Good writers can be seen in even the shortest phrase they write. Each has a DNA code that reveals his or her vision, point of view and personality in all that they do.
This is eminently true of Ivan Vyrypayev, whose new play, “Comedy,” opened at Praktika Theater last weekend.
Vyrypayev is a personal kind of writer. On the surface he plays with generic images and myths. But deep inside his dialogues and monologues there is an invitation to share something that is sacred to him — a belief in, or at least a hope for, a moral construct in the world.
In his most famous play, “Oxygen,” he squeezes a pair of hip young people into a Biblical context as they search for meaning in a confusing world. In “July,” a one-actor text, he plays with the omnipresent modern template of murder, murderers and a few stabs at redemption.
Vyrypayev never gets up on soapboxes to make speeches. And his perception of morality may not fit anyone else’s. That in itself is a first step toward an individual style. The paradoxes of Vyrypayev’s work are unique to him alone.

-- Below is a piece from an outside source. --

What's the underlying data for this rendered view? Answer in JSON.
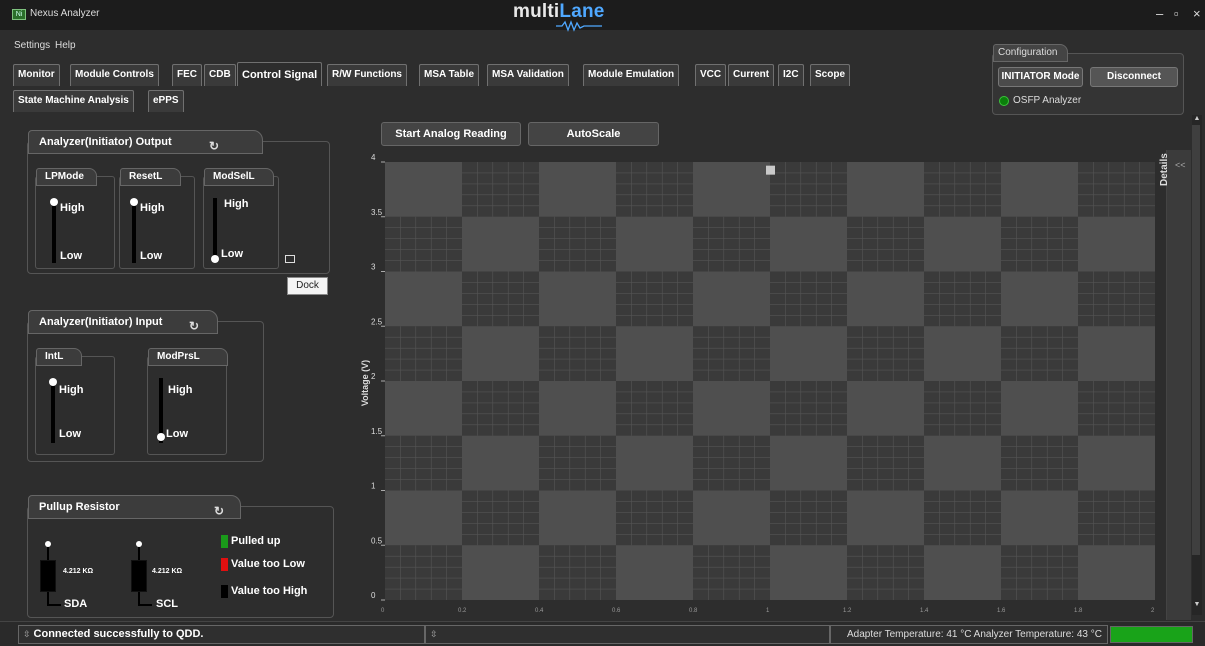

Not surprisingly, “Comedy,” which Vyrypayev also directed, is frivolous on the surface and has pretensions of profundity underneath. Each spectator will find his or her own attitude to this piece of stand-up theater, if I may call it that.
I found more frivolity than depth in it, although I will be the first to admit that humor, like beauty, happens only in the eye and mind of the beholder. Vyrypayev here attempts to subvert the vapid genre of Russian TV stand-up comedy, but that hardly seems a task worthy of his talent.
Designer Margarita Ablayeva’s set echoes the visuals of a television soundstage. Red letters spell out “comedy” against a black and white background. Two microphones stand on stage, and two actors — Valery Karavayev and Inna Sukhoretskaya — step up to them and deliver comic monologues that may or may not be funny.
Transitions between groups of monologues were staged by choreographer Oleg Glushkov, who created purposefully goofy and sentimental dances to music such as “Jingle Bell Rock” and The Beatles’ “Strawberry Fields Forever.”
Purposefully goofy — a phrase one cannot avoid in discussions of contemporary Russian culture. It was codified as a style when playwright/actor Yevgeny Grishkovets became popular in the late 1990s with his self-effacing monologues.
Vyrypayev at times clearly draws water from the same fountain. Arguably, however, his best work is that which takes up position a comfortable distance away from what Grishkovets called “the new sentimentalism.” In plays such as “Genesis-2” and “July,” and in the compelling film he himself made of “Oxygen,” it was Vyrypayev’s ability to take on big problems and dangerous topics in unusual formal structures that allowed him to establish his voice as one that was unique and challenging.
The running jokes in “Comedy” — several of which are called “unfunny tales” — circle around topics that could be thought-provoking. Religion, politicians, race and nationality, and alternative sexuality are some of the territories mined.
Rarely, however, did I see these monologues do more than scratch surfaces.
Hitler winds up in Jewish heaven. Moses winds up in Nazi heaven. The Pope winds up in Muslim heaven. Two gays keep seducing women for fun. A lonely woman waits for her spiritual adviser to die and be reincarnated in order to marry him, and she follows through with it when he comes back as a female. Two black widows riding the metro in Chechnya learn that they became terrorists because one was the wife of a martyr, while the other was his lover. Aliens will save 15 Russians if they’ll explain why it’s a good idea to cancel and forget Victory Day celebrations, but they give up on their plan when the only person who comes forward is an SS officer.
Now, I know it is unfair to summarize jokes like this. On the other hand, “Comedy” did not encourage me to look beyond the surface of its tales.
The two actors delivered their lines with the requisite contemporary stance — indifferent irony — which did create a sense of human contact. And I heard Vyrypayev’s intonation in every word spoken. The glib hipness of “Comedy” could only have come from his pen.
Is “Comedy” better than anything you’ll get on television? Unquestionably. Is it vintage Vyrypayev? Not even close.